Advanced Semiconductor Engineering’s (ASE) K7 plant may be asked to cease operations tomorrow following a government review of the company’s response to allegations that it had discharged toxic wastewater into a river nearby.
Greater Kaohsiung Government’s Environmental Protection Bureau sent the chip packaging firm a written notice on Monday last week demanding it submit a proposal within 10 days on how it plans to improve the situation following allegations it had illegally discharged wastewater containing nickel and other toxic substances into Houjin River (後勁溪) and fabricated records of its wastewater discharge.
The response was due yesterday.
The company managed to turn in its proposal before office hours ended yesterday.
ASE Group senior vice president Chou Kuang-chun (周光春), who delivered the proposal, said the bureau should be able to see the company’s willingness to improve the situation in the proposal.
The bureau said it would review the company’s response and would reach a decision today. The ruling would then be delivered and enforced tomorrow, which could force the company’s K7 plant to shutdown the assembly lines that had generated the pollution.
Bureau chief secretary Chang Jui-hun (張瑞琿) said the company had committed many violations and the assembly lines generating pollution should stop operation for more thorough inspections.
Chang said the bureau had since Saturday last week dispatched three groups of people, who took turns working on different shifts to monitor the wastewater treatment at ASE’s K7 plant. They found that many of the devices measuring the pH scale of the wastewater were out of order, with the value shown on the devices being different from the ones tested by the inspectors.
The pH value measured in the organic wastewater tank was also inconsistent with the values approved by the government.
In addition, the plant was found to have used the unapproved backup storage tanks, to which the unauthorized pipelines discharged wastewater.
“A specialist surnamed Wu (吳), who was registered as the person in charge of wastewater treatment at the K7 plant, actually worked at the company’s K11 plant. This is also a violation of the Water Pollution Control Act (水污染防治法),” Chang said.
Though the city government appeared ready to penalize the semiconductor company, Environmental Protection Administration Minister Stephen Shen (沈世宏) said Greater Kaohsiung Mayor Chen Chu (陳菊) needed to clarify what he termed as an “inconsistent standards” set by the city before the city decides to shut down the company’s operations.
Shen said the company had applied on Sept. 26 for an emergency discharge of wastewater through the marine discharge pipes on Oct. 5, but it had never received any response from the Greater Kaohsiung Government.
However, he said ASE had already applied for the marine wastewater discharge on April 12, 2010, for which the Greater Kaohsiung Government told ASE to follow the Ministry of Economic Affairs’ regulations on export processing zones.

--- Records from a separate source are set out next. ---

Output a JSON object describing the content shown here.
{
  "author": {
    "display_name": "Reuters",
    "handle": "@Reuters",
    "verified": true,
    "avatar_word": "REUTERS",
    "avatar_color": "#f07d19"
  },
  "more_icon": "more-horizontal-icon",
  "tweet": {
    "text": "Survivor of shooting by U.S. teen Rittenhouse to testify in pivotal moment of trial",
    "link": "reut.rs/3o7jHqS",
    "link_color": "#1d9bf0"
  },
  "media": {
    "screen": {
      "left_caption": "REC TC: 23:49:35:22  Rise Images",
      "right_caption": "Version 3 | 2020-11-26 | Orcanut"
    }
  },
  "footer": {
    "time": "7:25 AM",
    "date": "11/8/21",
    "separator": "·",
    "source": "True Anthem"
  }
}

Shen questioned why the city gave two standards here.
“These documents show that the Greater Kaohsiung Government knew all along that ASE has marine discharge pipes, but now it says these pipes were illegally installed, ” he said.
In response, Greater Kaohsiung’s Environmental Protection Bureau Director-General Chen Jin-de (陳金德) said the bureau did not approve ASE’s marine discharge application and it simply asked the company to follow the regulations set for export processing zones.